“Four days?” I stuggled not to shout at him. “Look. This wasn’t an urgent repair, but it was my only window of time to have it done. This is my primary computer. I have a gig coming in on Thursday; I need it back.”
“If you could see what it was like at our end, you would understand why it’s not ready. One of our techs is in Spain and we’ve been working our regular hours.”
The effort to not shout became harder; I’ve run shops before. “I have been on your end. A vacation to Spain doesn’t spontaneously arise; that should have been part of the planning with your scheduling. I was told a week. I’m annoyed because I was given inaccurate information.”
“He was already in Spain when your computer came.”
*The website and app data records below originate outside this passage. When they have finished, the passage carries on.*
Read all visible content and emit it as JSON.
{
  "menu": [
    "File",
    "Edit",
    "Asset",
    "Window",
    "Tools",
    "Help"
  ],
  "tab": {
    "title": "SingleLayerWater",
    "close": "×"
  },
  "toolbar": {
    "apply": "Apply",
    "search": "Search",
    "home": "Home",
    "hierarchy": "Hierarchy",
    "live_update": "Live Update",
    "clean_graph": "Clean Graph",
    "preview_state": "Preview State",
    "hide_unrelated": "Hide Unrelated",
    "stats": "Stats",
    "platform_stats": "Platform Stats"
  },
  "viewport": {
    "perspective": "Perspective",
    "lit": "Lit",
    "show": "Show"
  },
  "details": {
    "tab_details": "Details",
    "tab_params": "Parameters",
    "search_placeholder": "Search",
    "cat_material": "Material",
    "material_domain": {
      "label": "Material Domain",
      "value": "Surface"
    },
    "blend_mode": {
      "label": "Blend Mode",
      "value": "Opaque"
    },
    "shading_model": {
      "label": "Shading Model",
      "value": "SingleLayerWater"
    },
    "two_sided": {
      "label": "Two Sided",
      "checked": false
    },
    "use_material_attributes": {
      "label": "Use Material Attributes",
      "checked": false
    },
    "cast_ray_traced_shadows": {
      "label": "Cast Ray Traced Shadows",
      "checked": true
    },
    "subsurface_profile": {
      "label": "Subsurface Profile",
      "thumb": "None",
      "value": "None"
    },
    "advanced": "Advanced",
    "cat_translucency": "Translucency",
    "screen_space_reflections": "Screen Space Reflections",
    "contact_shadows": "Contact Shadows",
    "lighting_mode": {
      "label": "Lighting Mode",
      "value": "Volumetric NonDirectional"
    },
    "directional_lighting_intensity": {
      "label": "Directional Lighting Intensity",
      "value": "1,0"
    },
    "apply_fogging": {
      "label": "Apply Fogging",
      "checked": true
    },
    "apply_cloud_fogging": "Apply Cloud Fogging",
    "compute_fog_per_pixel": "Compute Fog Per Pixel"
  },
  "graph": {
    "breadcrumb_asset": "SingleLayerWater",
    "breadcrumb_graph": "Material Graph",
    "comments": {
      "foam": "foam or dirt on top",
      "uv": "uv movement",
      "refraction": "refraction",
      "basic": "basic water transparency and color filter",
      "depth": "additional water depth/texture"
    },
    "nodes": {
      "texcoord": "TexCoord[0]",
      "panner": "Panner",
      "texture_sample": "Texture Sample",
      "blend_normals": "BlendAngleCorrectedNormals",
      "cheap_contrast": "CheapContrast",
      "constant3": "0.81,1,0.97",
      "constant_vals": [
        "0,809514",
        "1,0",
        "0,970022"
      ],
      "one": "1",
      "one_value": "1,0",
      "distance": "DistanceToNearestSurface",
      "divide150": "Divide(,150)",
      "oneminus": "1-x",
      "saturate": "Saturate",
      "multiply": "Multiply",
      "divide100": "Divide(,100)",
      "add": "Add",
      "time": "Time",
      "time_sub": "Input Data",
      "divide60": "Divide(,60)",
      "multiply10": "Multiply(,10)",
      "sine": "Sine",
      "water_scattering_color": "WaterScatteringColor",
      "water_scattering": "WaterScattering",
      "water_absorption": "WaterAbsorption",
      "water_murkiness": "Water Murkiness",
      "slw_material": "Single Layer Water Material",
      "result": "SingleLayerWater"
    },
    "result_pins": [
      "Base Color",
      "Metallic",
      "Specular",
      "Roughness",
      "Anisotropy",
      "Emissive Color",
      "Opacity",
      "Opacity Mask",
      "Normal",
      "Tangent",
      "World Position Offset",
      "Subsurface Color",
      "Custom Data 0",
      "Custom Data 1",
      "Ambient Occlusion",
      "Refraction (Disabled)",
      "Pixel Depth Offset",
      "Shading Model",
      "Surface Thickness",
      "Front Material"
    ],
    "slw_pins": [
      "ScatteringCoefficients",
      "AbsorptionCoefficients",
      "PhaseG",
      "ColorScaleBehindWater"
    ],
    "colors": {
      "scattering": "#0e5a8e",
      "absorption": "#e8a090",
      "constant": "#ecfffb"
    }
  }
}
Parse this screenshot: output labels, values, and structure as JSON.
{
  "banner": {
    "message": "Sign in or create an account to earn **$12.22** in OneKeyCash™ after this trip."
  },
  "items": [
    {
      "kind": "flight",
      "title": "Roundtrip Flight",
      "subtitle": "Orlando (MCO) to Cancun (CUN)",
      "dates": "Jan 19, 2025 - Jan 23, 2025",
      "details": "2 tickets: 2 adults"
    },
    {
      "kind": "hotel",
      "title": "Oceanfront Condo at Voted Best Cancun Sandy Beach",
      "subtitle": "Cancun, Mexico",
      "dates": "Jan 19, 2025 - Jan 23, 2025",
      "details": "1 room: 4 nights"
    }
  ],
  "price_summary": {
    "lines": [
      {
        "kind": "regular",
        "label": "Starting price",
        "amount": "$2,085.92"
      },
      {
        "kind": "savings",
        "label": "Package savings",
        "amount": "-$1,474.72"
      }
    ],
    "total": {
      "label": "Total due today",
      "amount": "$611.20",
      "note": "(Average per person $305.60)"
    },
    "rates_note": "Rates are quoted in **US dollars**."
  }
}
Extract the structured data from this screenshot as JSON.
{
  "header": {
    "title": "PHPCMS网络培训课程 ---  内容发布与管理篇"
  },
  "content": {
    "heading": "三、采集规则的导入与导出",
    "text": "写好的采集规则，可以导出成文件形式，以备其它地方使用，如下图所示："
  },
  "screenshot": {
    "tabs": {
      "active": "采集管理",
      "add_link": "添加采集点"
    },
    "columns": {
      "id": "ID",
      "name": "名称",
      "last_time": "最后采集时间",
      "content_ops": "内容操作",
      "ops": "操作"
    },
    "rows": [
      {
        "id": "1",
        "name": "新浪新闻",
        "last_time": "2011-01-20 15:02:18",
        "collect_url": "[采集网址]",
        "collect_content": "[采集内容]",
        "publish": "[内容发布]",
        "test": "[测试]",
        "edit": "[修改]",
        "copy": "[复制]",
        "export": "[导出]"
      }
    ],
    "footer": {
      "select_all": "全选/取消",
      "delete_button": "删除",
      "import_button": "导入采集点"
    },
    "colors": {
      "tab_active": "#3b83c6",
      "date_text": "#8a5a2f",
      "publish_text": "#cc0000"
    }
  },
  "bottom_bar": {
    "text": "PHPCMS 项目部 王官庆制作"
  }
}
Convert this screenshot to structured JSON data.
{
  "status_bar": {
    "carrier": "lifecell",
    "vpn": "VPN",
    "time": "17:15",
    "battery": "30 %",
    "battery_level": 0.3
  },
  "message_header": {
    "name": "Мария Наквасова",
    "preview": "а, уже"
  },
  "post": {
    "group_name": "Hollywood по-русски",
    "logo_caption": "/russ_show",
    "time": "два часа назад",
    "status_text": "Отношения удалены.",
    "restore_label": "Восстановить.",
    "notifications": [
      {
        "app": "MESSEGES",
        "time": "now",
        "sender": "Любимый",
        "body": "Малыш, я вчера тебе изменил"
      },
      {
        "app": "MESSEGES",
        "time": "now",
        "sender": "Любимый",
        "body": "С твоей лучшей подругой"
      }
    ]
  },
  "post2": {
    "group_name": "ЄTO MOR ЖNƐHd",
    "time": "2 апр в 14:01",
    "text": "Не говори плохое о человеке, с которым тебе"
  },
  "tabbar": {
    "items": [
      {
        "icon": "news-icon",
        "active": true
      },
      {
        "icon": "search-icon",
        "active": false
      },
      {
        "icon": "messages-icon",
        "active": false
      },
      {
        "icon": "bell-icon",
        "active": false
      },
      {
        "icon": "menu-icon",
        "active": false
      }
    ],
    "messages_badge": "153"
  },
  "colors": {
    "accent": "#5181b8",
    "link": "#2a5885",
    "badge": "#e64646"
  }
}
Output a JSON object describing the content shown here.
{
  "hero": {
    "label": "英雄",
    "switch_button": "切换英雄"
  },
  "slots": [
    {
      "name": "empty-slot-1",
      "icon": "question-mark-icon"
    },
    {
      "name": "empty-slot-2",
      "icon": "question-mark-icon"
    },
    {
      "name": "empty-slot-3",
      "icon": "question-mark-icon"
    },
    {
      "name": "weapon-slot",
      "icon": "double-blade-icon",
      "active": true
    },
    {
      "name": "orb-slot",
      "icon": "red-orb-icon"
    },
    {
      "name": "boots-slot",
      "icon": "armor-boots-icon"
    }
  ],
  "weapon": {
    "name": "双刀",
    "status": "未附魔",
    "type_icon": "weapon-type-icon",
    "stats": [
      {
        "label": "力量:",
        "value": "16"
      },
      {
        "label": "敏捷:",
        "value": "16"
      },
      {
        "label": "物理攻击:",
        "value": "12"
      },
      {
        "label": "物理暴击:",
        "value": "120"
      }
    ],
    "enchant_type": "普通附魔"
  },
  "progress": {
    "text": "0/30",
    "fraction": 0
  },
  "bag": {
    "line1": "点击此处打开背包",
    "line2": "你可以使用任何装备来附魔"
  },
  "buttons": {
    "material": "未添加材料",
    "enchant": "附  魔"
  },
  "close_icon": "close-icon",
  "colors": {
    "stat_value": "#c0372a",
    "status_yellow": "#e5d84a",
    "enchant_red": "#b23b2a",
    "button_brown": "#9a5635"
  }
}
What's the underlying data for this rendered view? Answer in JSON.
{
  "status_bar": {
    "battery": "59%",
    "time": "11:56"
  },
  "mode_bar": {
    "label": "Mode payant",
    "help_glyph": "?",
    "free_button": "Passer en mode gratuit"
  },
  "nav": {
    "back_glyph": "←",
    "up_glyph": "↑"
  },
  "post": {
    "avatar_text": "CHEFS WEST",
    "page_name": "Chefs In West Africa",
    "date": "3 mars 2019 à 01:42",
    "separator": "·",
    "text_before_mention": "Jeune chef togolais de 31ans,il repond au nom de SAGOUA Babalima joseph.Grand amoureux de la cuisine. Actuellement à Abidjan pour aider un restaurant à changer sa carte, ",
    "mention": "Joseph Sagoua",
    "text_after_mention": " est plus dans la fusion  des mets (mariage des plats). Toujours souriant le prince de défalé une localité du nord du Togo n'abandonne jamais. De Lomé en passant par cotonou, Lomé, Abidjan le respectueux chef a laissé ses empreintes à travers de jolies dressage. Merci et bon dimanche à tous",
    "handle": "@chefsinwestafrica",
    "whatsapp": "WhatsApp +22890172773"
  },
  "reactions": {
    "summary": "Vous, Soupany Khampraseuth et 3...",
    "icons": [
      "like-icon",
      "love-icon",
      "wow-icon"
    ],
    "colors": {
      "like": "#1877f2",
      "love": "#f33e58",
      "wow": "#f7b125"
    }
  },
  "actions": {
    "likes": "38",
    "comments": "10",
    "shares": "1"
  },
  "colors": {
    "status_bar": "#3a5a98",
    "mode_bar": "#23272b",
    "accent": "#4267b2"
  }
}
I didn’t respond to that, because clearly, that did not improve his case at all. “I need the computer back by Thursday. So I’ll call at five o’clock on Wednesday to see if it is ready and if it isn’t then I’ll just come pick it up.”
“Oh that should be plenty of time. I know it’ll be ready in a couple of days.”
“Wednesday is tomorrow.”
“Today is Tuesday.”
“Oh. Man. Well, I’ll tell them you need it back. But we’re really backed up right now.”
At this point, I was finished with the conversation because I wasn’t going to get anything useful out of the boy. “Thank you for your time. I’ll check in tomorrow.”
So, my mental note from this is that computer geeks have no sense of time at all. I’m sure this will come in handy on a story sometime.
(Tor Books — August 21, 2018) Continuing the grand sweep of alternate history laid out in The Calculating Stars, The Fated Sky looks forward to 1961, when mankind is well-established on the moon and looking forward to its next step: journeying to, and eventually colonizing, Mars. Of course, the noted Lady Astronaut Elma York would like to go, […]